Reporting on sexual abuse is not easy. It took months of hard work and interviews to get the Harvey Weinstein story published. Kantor, Twohey, and their colleagues at The New York Times were determined to publish it despite pressure from other news outlets that had been investigating Weinstein for years but couldn’t publish due to legal reasons. In the end, they succeeded in publishing an article about a major celebrity being accused of sexual assault by multiple women over decades of time. This helped change how we think about sexual harassment and assault in our culture today.

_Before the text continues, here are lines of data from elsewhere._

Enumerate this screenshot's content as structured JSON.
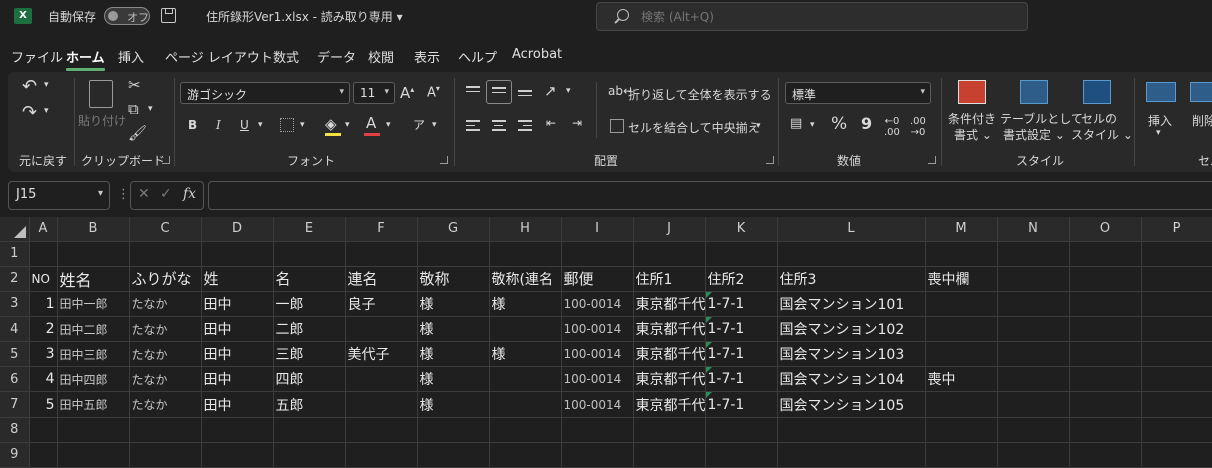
{
  "titlebar": {
    "app_letter": "X",
    "autosave_label": "自動保存",
    "autosave_state": "オフ",
    "filename": "住所錄形Ver1.xlsx  -  読み取り専用 ▾",
    "search_placeholder": "検索 (Alt+Q)"
  },
  "tabs": [
    "ファイル",
    "ホーム",
    "挿入",
    "ページ レイアウト",
    "数式",
    "データ",
    "校閲",
    "表示",
    "ヘルプ",
    "Acrobat"
  ],
  "active_tab": "ホーム",
  "ribbon": {
    "undo_group": "元に戻す",
    "clipboard": {
      "label": "クリップボード",
      "paste": "貼り付け"
    },
    "font": {
      "label": "フォント",
      "name": "游ゴシック",
      "size": "11",
      "bold": "B",
      "italic": "I",
      "underline": "U"
    },
    "alignment": {
      "label": "配置",
      "wrap": "折り返して全体を表示する",
      "merge": "セルを結合して中央揃え"
    },
    "number": {
      "label": "数値",
      "format": "標準",
      "percent": "%",
      "comma": "9"
    },
    "styles": {
      "label": "スタイル",
      "conditional": "条件付き書式",
      "conditional_1": "条件付き",
      "conditional_2": "書式 ⌄",
      "table_1": "テーブルとして",
      "table_2": "書式設定 ⌄",
      "cell_1": "セルの",
      "cell_2": "スタイル ⌄"
    },
    "cells": {
      "label": "セル",
      "insert": "挿入",
      "delete": "削除"
    }
  },
  "formula_bar": {
    "name_box": "J15",
    "fx": "fx",
    "formula": ""
  },
  "grid": {
    "columns": [
      "A",
      "B",
      "C",
      "D",
      "E",
      "F",
      "G",
      "H",
      "I",
      "J",
      "K",
      "L",
      "M",
      "N",
      "O",
      "P"
    ],
    "row_numbers": [
      "1",
      "2",
      "3",
      "4",
      "5",
      "6",
      "7",
      "8",
      "9"
    ],
    "header_row": [
      "NO",
      "姓名",
      "ふりがな",
      "姓",
      "名",
      "連名",
      "敬称",
      "敬称(連名",
      "郵便",
      "住所1",
      "住所2",
      "住所3",
      "喪中欄"
    ],
    "rows": [
      [
        "1",
        "田中一郎",
        "たなか",
        "田中",
        "一郎",
        "良子",
        "様",
        "様",
        "100-0014",
        "東京都千代",
        "1-7-1",
        "国会マンション101",
        ""
      ],
      [
        "2",
        "田中二郎",
        "たなか",
        "田中",
        "二郎",
        "",
        "様",
        "",
        "100-0014",
        "東京都千代",
        "1-7-1",
        "国会マンション102",
        ""
      ],
      [
        "3",
        "田中三郎",
        "たなか",
        "田中",
        "三郎",
        "美代子",
        "様",
        "様",
        "100-0014",
        "東京都千代",
        "1-7-1",
        "国会マンション103",
        ""
      ],
      [
        "4",
        "田中四郎",
        "たなか",
        "田中",
        "四郎",
        "",
        "様",
        "",
        "100-0014",
        "東京都千代",
        "1-7-1",
        "国会マンション104",
        "喪中"
      ],
      [
        "5",
        "田中五郎",
        "たなか",
        "田中",
        "五郎",
        "",
        "様",
        "",
        "100-0014",
        "東京都千代",
        "1-7-1",
        "国会マンション105",
        ""
      ]
    ]
  },
  "colors": {
    "accent": "#5fb070",
    "excel_green": "#1d6f42",
    "background": "#1f1f1f"
  }
}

For decades, Harvey Weinstein was a successful Hollywood producer. He had won numerous awards for his films and influenced the industry with his movies. However, he hid a dark secret: he abused women and sexually harassed them. It took two investigative journalists to reveal the truth about him after years of abuse.

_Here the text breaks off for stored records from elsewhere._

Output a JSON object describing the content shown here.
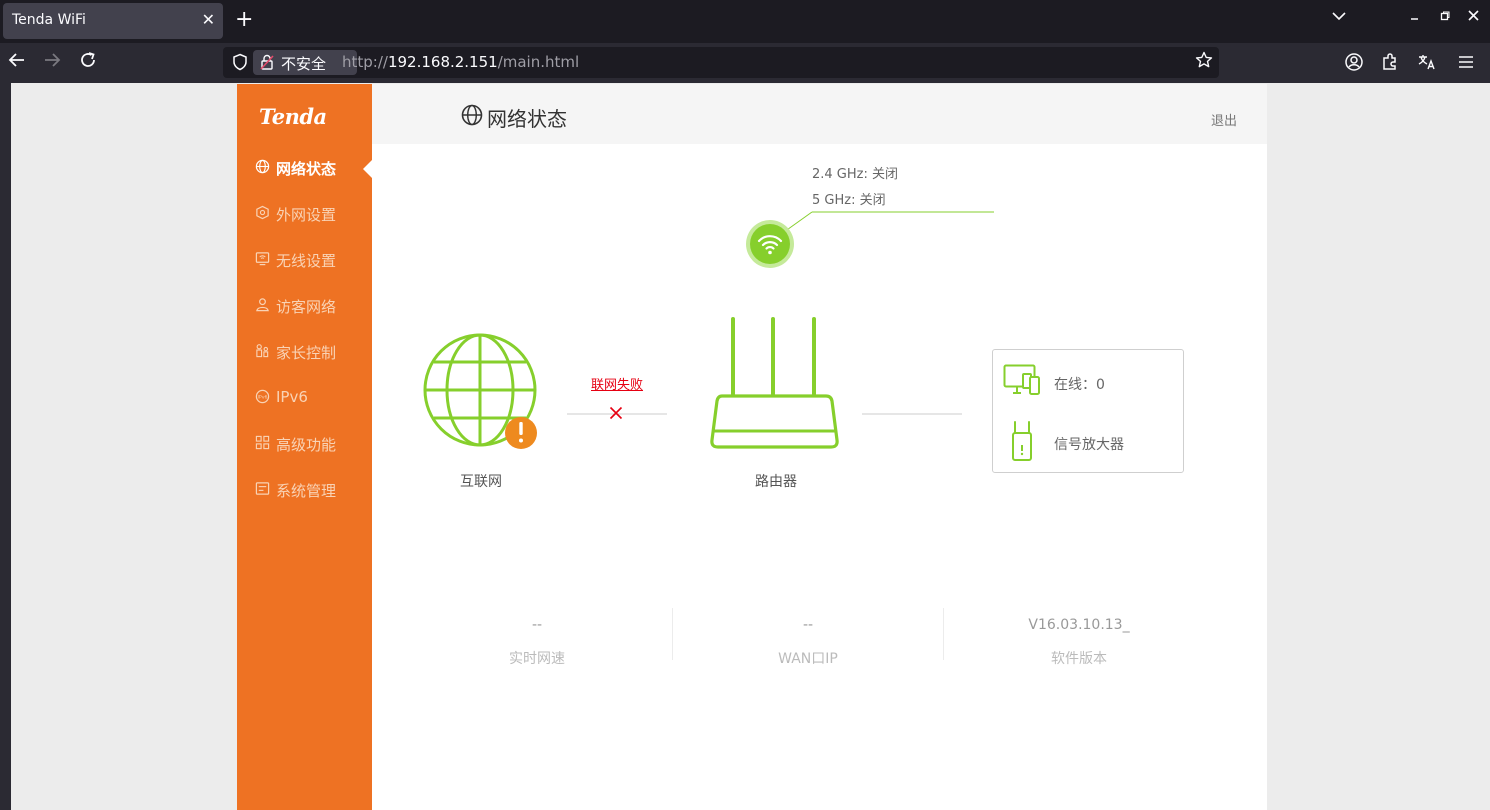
{
  "browser": {
    "tab_title": "Tenda WiFi",
    "tab_close": "✕",
    "new_tab": "+",
    "security_label": "不安全",
    "url_prefix": "http://",
    "url_host": "192.168.2.151",
    "url_path": "/main.html",
    "icons": [
      "back-icon",
      "forward-icon",
      "reload-icon",
      "shield-icon",
      "lock-icon",
      "star-icon",
      "account-icon",
      "extensions-icon",
      "translate-icon",
      "menu-icon"
    ]
  },
  "sidebar": {
    "logo": "Tenda",
    "items": [
      {
        "label": "网络状态",
        "icon": "globe-icon",
        "active": true
      },
      {
        "label": "外网设置",
        "icon": "hex-icon",
        "active": false
      },
      {
        "label": "无线设置",
        "icon": "wifi-box-icon",
        "active": false
      },
      {
        "label": "访客网络",
        "icon": "guest-icon",
        "active": false
      },
      {
        "label": "家长控制",
        "icon": "parent-icon",
        "active": false
      },
      {
        "label": "IPv6",
        "icon": "ipv6-icon",
        "active": false
      },
      {
        "label": "高级功能",
        "icon": "grid-icon",
        "active": false
      },
      {
        "label": "系统管理",
        "icon": "system-icon",
        "active": false
      }
    ]
  },
  "header": {
    "title": "网络状态",
    "logout": "退出"
  },
  "wifi": {
    "band_24": "2.4 GHz: 关闭",
    "band_5": "5 GHz: 关闭"
  },
  "topology": {
    "internet_label": "互联网",
    "connection_status": "联网失败",
    "router_label": "路由器",
    "online_label": "在线：0",
    "repeater_label": "信号放大器"
  },
  "stats": [
    {
      "value": "--",
      "label": "实时网速"
    },
    {
      "value": "--",
      "label": "WAN口IP"
    },
    {
      "value": "V16.03.10.13_",
      "label": "软件版本"
    }
  ],
  "colors": {
    "brand_orange": "#ee7223",
    "green": "#86cf2c",
    "error_red": "#e60012",
    "warning_orange": "#ee8a1f"
  }
}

This book is about how the #MeToo movement began. It’s a story of brave actresses, shady legal dealings and a Supreme Court battle that resulted in an unstoppable force for change. This thrilling exposé weaves together stories of brave actresses, shady legal dealings and a Supreme Court battle into a gripping account of the #MeToo era.
In this article, you will learn how a series of tweets triggered an extensive investigation into sexual harassment allegations against Harvey Weinstein. You’ll also discover how one woman from Dublin played a crucial role in bringing down the disgraced producer after three decades of alleged misconduct and coverups.

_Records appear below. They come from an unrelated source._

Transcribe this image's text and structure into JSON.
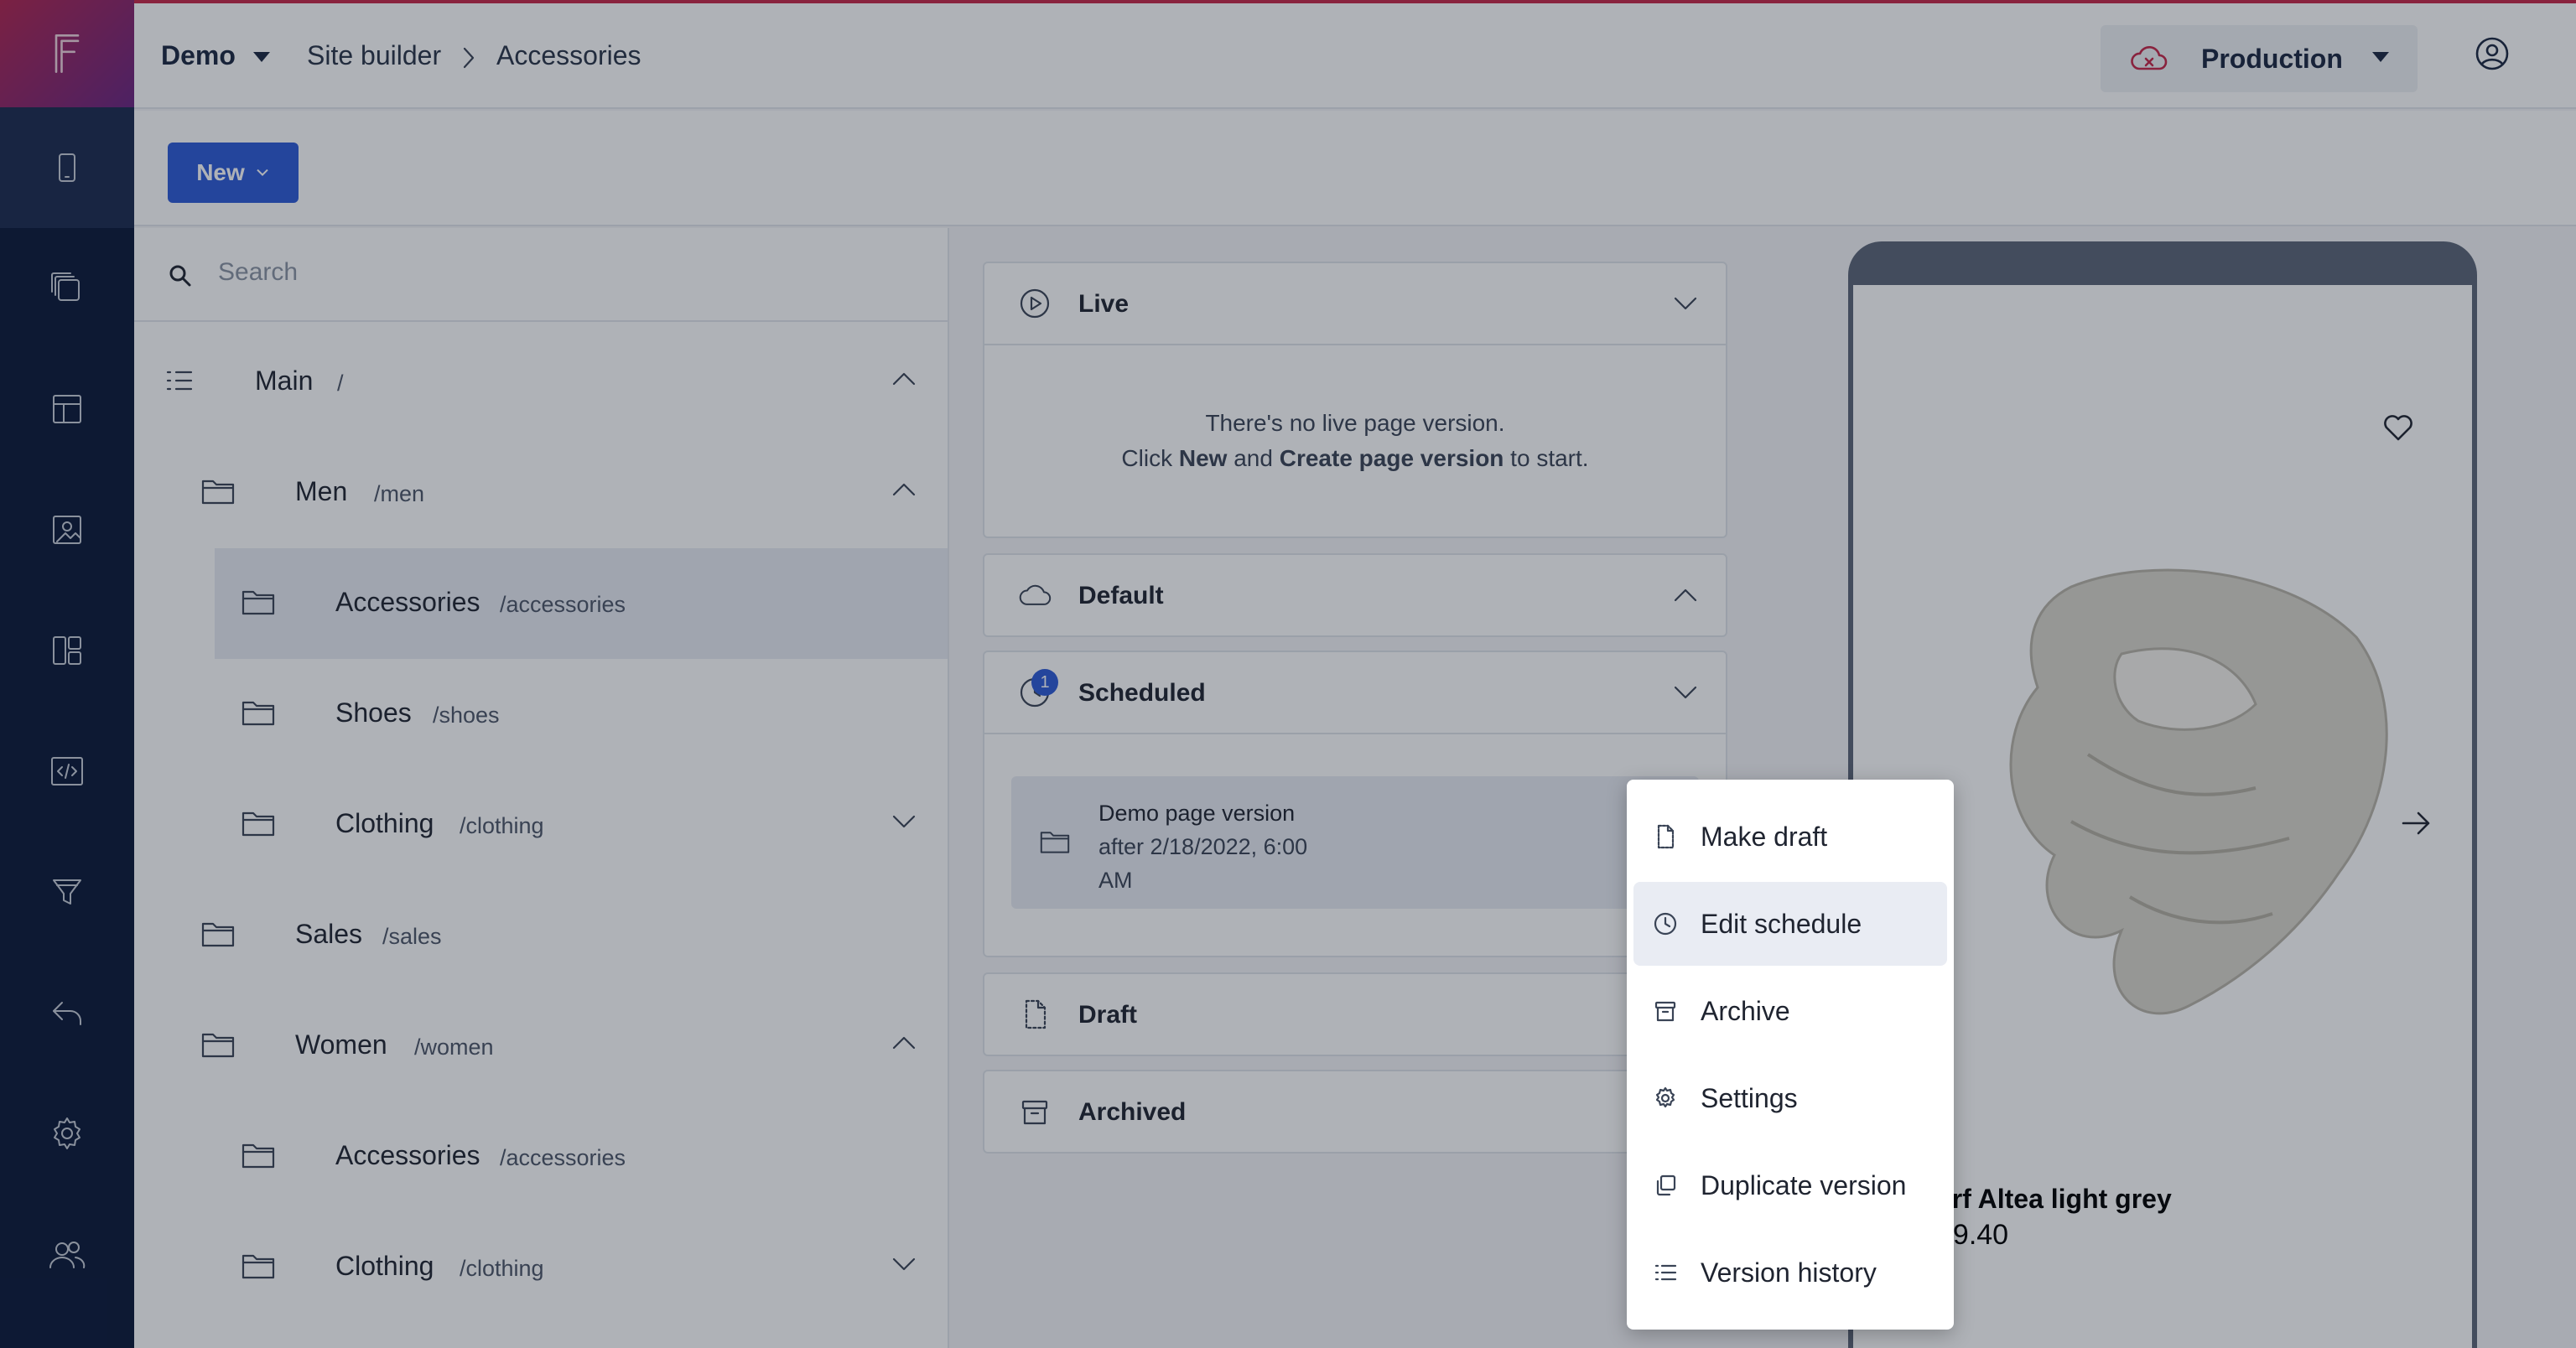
{
  "header": {
    "project": "Demo",
    "breadcrumb": [
      "Site builder",
      "Accessories"
    ],
    "environment": "Production"
  },
  "toolbar": {
    "new_label": "New"
  },
  "tree": {
    "search_placeholder": "Search",
    "rows": [
      {
        "name": "Main",
        "path": "/"
      },
      {
        "name": "Men",
        "path": "/men"
      },
      {
        "name": "Accessories",
        "path": "/accessories"
      },
      {
        "name": "Shoes",
        "path": "/shoes"
      },
      {
        "name": "Clothing",
        "path": "/clothing"
      },
      {
        "name": "Sales",
        "path": "/sales"
      },
      {
        "name": "Women",
        "path": "/women"
      },
      {
        "name": "Accessories",
        "path": "/accessories"
      },
      {
        "name": "Clothing",
        "path": "/clothing"
      }
    ]
  },
  "versions": {
    "live": {
      "title": "Live",
      "empty_line1": "There's no live page version.",
      "empty_pre": "Click ",
      "empty_new": "New",
      "empty_and": " and ",
      "empty_create": "Create page version",
      "empty_post": " to start."
    },
    "default": {
      "title": "Default"
    },
    "scheduled": {
      "title": "Scheduled",
      "count": "1",
      "item_title": "Demo page version",
      "item_subtitle": "after 2/18/2022, 6:00 AM"
    },
    "draft": {
      "title": "Draft"
    },
    "archived": {
      "title": "Archived"
    }
  },
  "preview": {
    "product_name": "arf Altea light grey",
    "product_price": "49.40"
  },
  "menu": {
    "items": [
      {
        "label": "Make draft",
        "icon": "draft-icon"
      },
      {
        "label": "Edit schedule",
        "icon": "clock-icon"
      },
      {
        "label": "Archive",
        "icon": "archive-icon"
      },
      {
        "label": "Settings",
        "icon": "gear-icon"
      },
      {
        "label": "Duplicate version",
        "icon": "duplicate-icon"
      },
      {
        "label": "Version history",
        "icon": "list-icon"
      }
    ]
  },
  "colors": {
    "rail": "#0a1838",
    "accent": "#2d5ad6",
    "brand": "#c52648"
  }
}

Big Idea #1: The investigation began with an email exchange.
An investigation by the New York Times was initiated in May 2017. Jodi Kantor and Rose McGowan had an email exchange about it.
Mila Kunis, an A-list actress known for her outspoken Twitter feed documenting everyday sexism in the media industry, had a track record of covering gender discrimination at major corporations like Starbucks and Amazon.
McGowan recently tweeted about her rape at the hands of a Hollywood producer. The rumors are that it was Harvey Weinstein, who is known for turning young talents into superstars. He’s also politically connected and has raised money for prominent politicians such as Hillary Clinton.
After some initial reluctance, McGowan told Kantor her full story. She said that Weinstein invited her to his hotel room in 1997 at the Sundance Film Festival under the pretense of talking business. After a brief exchange in the room, he forced himself on her without consent. Frightened and caught off guard, she was unable to escape.
A few days later, McGowan received a message from the producer. He hinted that they could have a special arrangement if she accepted his offer. The actress hired an attorney and got $100,000 in exchange for keeping quiet about the incident. Kantor had no reason not to believe McGowan’s story, but it would be difficult to publish such explosive allegations without other evidence supporting her claims. Her editor advised her to dig deeper before publishing anything on the matter.
Corbett suggested that they enlist the help of a new reporter, Megan Twohey. She had already made waves with her reporting on Donald Trump’s sexual assault allegations and she had been harassed because of it.
Kantor called Twohey, who was on maternity leave. He asked her to help him expose the widespread sexual harassment faced by women in powerful positions.
Big Idea #2: The reporters found many victims, but they didn’t want to go on the record.
In June 2017, Jodi Kantor began investigating the story of Harvey Weinstein. She had to contact actresses and former employees of Weinstein in order to corroborate Rose McGowan’s story. It was difficult for her because she didn’t know which people would talk and which wouldn’t. Some publicists were more interested in protecting their clients’ reputations than actually helping Kantor get information about Weinstein’s behavior.